It’s tough to make a 35-year-old franchise look new. Sure, it’s fun to see how things in the Star Trek universe got started, but this will eventually wear thin, and there seems to be scant substance in the show’s essentials—in concept or potential plot—to carry beyond two, or possibly three, seasons, if that. Remember, to maintain continuity, the plotlines are hampered. No Borg or Romulans , not much at all that might be too, too threatening to humanity, since we know they have to survive to produce Kirk and Picard, et. al. How Enterprise can resolve these limits for possible storylines, when characters and themes already seem two-dimensional, is a bigger mystery than any narrative threads could ever cast.
Still, co-creators Brannon Braga and Rick Berman are probably the right men for this difficult job. No one except Gene Roddenberry himself could pull off a successful Star Trek series better than these two, who both played crucial producing, creating, and writing roles in all three recent series. Their involvement surely helps Enterprise, in that the writing’s often witty, the plots rarely drag, and, in general, none of the characters really grate on your nerves. That, however, does not a great show make.
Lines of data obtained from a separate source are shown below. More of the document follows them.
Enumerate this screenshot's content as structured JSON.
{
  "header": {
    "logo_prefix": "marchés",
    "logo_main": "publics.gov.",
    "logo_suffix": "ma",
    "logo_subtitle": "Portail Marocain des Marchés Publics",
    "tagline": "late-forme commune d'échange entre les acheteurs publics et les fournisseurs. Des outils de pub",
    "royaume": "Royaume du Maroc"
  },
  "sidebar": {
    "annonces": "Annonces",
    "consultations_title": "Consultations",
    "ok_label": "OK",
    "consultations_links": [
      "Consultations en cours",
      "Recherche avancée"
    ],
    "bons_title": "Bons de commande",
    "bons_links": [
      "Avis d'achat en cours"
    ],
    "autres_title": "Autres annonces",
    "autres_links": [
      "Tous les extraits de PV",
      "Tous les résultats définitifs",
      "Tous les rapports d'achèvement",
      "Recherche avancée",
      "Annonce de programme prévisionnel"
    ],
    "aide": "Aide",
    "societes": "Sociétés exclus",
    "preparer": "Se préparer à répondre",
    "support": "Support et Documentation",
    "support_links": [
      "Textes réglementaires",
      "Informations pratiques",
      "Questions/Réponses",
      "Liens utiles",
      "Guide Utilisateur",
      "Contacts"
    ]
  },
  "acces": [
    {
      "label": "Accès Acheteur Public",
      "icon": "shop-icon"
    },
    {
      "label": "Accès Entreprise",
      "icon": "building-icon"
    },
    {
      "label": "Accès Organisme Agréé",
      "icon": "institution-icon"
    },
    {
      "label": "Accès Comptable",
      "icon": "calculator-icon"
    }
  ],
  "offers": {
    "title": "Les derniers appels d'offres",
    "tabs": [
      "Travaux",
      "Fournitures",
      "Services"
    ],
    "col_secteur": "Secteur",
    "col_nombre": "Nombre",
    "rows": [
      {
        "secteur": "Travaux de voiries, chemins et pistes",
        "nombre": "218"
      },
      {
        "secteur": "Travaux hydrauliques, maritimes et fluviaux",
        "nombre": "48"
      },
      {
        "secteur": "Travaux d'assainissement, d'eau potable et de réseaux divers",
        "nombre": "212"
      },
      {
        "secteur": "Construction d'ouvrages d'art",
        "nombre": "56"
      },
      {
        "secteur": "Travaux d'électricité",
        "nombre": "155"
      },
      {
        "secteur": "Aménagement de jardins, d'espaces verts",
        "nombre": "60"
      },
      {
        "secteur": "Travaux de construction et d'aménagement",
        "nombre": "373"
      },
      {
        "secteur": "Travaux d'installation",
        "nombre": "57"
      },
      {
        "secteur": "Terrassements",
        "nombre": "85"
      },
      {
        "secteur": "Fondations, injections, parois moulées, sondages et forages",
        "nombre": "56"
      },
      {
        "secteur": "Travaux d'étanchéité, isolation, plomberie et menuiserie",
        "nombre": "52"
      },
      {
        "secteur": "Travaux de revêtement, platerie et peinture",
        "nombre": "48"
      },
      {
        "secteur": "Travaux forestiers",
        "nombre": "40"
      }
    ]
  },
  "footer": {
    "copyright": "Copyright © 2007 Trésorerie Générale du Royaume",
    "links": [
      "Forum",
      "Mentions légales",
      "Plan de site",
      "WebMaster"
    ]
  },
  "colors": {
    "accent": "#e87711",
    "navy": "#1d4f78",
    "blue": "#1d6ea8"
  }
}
Just as Enterprise is premised on the notion of “looking back to when we were looking ahead,” it also does not look too far ahead of its predecessors in terms of breaking new thematic ground. The most daring move thus far has been changing the title theme to a bad rock anthem instead of maintaining the classic “Space, the final frontier…” theme. This is the first Star Trek series with a non-international crew and a noticeable lack of racial and ethnic variety. This may be the oddest aspect of the show, because Star Trek has always been about diversity. Now that we’re in the 21st century, Enterprise is taking a step backward socially. And social commentary, lest we forget, has long been the Star Trek franchise’s most attractive convention.